I start by importing the namespaces of the COM Interop as well as the XML handler:

<%@ Import namespace="TDS" %>
<%@ Import namespace="System.Xml" %>

Next we want to create a new TDSE object of Tridion, XML Document and Node List:

TDSE tdse = new TDSE();
XmlDocument itemsXmlDoc = new XmlDocument();
XmlNodeList itemNodes;

Next we set the user we want to use for accessing Tridion, in this case the REMOTE_USER and initialize TDSE.

tdse.Impersonate(Request.ServerVariables["REMOTE_USER"]);
tdse.Initialize();

From that we are authorized to Tridion and can then get a ManagementInfo object which will enable us to look into the queue of Tridion:

ManagementInfo managementInfo = tdse.GetManagementInfo();
ListRowFilter filter = tdse.CreateListRowFilter();
filter.SetCondition("InfoType", queue);

List row filters (above) enable us to filter the results, in the case the variable queue specifies a string which is the queue we want to look at. Using the filter we can call GetListPublishTransactions and load the resulting string as XML:

String itemsXml = managementInfo.GetListPublishTransactions(filter);
itemsXmlDoc.LoadXml(itemsXml);

Once we have done that we can select the elements that represent the publish tasks and display our text:

itemNodes = itemsXmlDoc.SelectNodes("tcm:ListPublishTransactions/tcm:Item", namespaceManager);
int itemsCount = itemNodes.Count;
if (itemsCount > maxItems) {
%>Error, number of items in the queue exceeds limit. Queue is now at: <%=itemsCount%> of a max of <%=maxItems%> items.<%
} else {
%>Monitoring TestPage<%
}

Once we have created and tested our page we need to add it to Application Monitoring so it monitors this page for changes.

Configuring Application Monitoring
Application Monitoring is configured through the configuration file cd_monitor_conf.xml which is located in the directory %TRIDION_HOME%\bin. To monitor a queue we need to add the following to the ServiceHealthMonitors section:

<HttpServiceHealthMonitor ServiceType="Publishing Queue Length - WaitingForPublish" ServiceInstance="local" PollInterval="5m" TimeoutInterval="30s">
<Request URL="http://localhost/MonitoringView/Monitors/publishqueue.aspx?queue=1&amp;max=100"/>
<Response SuccessPattern="Monitoring TestPage"/>
<Authentication Scheme="NTLM" Host="host" Domain="myhost" Username="administrator" Password="tridion"/>
</HttpServiceHealthMonitor> 

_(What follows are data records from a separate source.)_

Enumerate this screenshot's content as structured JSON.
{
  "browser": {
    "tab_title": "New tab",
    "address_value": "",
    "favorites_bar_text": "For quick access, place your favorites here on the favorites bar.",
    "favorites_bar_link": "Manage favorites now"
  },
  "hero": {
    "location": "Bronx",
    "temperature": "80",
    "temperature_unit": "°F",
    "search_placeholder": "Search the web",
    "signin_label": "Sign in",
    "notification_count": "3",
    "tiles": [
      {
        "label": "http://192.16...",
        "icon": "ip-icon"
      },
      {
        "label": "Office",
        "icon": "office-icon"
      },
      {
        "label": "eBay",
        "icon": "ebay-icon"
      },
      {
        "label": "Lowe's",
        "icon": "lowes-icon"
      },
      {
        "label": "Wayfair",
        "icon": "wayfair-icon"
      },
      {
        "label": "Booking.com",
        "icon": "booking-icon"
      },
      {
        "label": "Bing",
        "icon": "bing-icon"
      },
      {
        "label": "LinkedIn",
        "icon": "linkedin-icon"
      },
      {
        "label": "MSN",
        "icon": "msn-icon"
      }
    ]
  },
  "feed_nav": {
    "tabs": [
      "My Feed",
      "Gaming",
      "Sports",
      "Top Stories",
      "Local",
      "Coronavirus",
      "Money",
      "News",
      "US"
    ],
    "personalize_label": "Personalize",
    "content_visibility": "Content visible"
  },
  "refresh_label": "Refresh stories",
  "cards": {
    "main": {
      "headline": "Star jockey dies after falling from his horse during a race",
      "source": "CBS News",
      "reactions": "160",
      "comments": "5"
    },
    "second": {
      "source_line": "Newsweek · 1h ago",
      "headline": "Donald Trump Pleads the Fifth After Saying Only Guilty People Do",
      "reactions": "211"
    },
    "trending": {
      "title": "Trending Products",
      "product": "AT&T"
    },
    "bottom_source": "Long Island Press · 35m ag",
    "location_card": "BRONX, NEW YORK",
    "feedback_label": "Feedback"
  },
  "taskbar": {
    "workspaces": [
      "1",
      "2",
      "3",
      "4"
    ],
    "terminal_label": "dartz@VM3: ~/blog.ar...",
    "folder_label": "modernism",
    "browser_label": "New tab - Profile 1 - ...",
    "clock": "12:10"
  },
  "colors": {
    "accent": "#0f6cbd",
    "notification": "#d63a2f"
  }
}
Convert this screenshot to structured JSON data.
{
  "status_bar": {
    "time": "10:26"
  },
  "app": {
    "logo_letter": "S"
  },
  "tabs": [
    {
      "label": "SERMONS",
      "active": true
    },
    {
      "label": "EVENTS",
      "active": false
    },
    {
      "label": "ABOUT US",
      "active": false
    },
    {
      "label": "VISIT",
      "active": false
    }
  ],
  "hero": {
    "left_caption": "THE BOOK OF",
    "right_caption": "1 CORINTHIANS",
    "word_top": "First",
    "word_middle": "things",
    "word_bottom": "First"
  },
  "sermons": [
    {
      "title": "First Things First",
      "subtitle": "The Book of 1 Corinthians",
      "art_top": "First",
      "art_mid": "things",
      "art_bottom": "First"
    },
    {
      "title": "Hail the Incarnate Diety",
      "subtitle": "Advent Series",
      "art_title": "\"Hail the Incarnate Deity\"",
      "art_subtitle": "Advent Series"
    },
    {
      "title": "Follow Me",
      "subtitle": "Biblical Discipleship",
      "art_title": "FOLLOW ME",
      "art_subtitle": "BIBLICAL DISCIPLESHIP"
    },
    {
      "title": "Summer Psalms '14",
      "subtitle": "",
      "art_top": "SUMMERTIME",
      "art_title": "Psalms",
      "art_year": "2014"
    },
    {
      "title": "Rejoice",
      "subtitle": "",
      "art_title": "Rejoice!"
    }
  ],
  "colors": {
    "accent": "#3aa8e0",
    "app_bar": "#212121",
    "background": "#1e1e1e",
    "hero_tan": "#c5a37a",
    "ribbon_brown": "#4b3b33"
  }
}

This element tells Application Monitoring to periodically monitor the URL specified for the specified text. Of particular interest are the ServiceType (the name of the service which you can change) and the PollInterval.

The PollInterval specifies the amount of time between checks of the status of this queue. It should be short enough for you to react to any change in state but long enough not to overload the server.
Our URL can also be configured. The URL has two parameters, queue and max. Queue is the string (actually an integer but this is a URL so it is actually a string) that identified the queue being monitored and is specified as follows:

  • 0 = Scheduled for Publish
  • 1 = Waiting for Publish
  • 2 = In Progress
  • 3 = Scheduled for Deployment
  • 4 = Waiting for Deployment
  • 5 = Failed
  • 6 = Success

The max value simply indicates what the maximum number of items to allow in the queue before the alarm is raised.

Once configured you should restart the Tridion Monitoring Service and check the URL of the Application Monitoring webservice:  http://localhost/monitoring/TridionMonitoringAgent.asmx. If you do this from the localhost you will have the option to invoke the webservice and get a XML response back. In this response you can check your new monitor is responding correctly.

Using this Monitor
There are two basic ways to use this new monitor together with your standard monitors:

  • Write a application to read the Application Monitoring Webservice
  • Setup a monitoring application that can catch SNMP traps

In the case of the latter, all the monitors including the one we have setup will send SNMP traps when the state changes. This allows you to integrate this monitor into any existing infrastructure management processes.

Download
Download the files for this article here.

More information
You can find more information on Application Monitoring by checking the R5.3 documentation or visiting the SDL Tridion Forums or SDL Tridion’s community World. You can also find this article on SDL Tridion World.